This session is where I went ahead with making more furniture. I designed a storage bench that had a hatch opening beneath the covers to store things within it.
I wanted to create two versions; an opened one and a closed one. I wanted to use each for the renderings to get at least one view with the hatch opened, revealing the insides
3D view of my model displaying
Monday, February 13th
I took this session to look on revit city and various bim object sites to find some good cabinet models. I put in the ones I found and set up the kitchen area.
It really took a while to find the right models to use. People make some basic things. I was about to go ahead and make some of my own but then I found some.
Tuesday, February 14th
I added the walls and the doors, the windows, a lamp, and some shelving.
I added the roof using precise measurements for the slope of each section. I also completed the flooring for the upstairs loft.
Honestly, adding that outdoor area on the roof was so hard to do. Lining up the other walls with the space was impossible with standard measurement and they are currently at some random decimal.
Thursday, February 16th
Saturday, February 18th
Added further furnishing.
Created more furniture.
Worked on the loft.
Created a site to put the trailer onto. Renderings were done as well for my portfolio and walkthrough videos were also created.
The walkthrough videos were so irritating to create; the computer running Revit couldn’t handle high quality output so it crashed quite often.

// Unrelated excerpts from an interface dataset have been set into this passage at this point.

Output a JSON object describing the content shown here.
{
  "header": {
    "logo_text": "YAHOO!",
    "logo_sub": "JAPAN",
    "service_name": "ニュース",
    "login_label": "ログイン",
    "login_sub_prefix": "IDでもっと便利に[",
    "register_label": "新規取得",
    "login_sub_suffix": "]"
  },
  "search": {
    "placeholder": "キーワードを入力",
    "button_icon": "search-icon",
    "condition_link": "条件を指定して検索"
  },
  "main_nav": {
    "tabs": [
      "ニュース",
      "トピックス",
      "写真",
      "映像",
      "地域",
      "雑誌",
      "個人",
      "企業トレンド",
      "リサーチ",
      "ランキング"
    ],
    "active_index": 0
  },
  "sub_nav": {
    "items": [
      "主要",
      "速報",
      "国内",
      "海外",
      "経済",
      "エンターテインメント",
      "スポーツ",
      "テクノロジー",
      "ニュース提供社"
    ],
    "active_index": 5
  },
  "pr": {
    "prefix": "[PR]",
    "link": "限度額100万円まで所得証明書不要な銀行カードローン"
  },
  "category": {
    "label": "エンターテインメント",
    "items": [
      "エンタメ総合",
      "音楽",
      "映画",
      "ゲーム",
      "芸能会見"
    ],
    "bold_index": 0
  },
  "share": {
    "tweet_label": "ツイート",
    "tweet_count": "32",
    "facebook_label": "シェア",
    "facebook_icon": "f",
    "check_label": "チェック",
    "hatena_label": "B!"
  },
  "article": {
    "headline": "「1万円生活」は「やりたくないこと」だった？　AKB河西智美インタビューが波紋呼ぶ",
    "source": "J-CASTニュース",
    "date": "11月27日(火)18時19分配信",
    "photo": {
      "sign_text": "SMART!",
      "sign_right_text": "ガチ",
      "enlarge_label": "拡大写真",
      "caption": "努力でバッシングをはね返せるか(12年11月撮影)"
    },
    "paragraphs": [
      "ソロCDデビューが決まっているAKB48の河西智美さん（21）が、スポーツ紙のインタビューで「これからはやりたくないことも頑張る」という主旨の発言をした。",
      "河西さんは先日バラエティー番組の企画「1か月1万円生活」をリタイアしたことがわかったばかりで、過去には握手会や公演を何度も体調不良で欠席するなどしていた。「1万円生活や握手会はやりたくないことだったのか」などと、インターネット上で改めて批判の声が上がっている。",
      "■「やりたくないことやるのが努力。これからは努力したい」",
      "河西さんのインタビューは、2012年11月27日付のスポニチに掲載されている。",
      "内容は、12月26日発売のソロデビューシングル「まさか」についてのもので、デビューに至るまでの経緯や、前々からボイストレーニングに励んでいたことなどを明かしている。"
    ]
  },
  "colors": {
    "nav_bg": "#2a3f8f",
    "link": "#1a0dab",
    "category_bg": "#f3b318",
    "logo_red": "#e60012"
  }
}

(Hit tab to create another row.)mented more of my own ideas and concepts.
Went online again to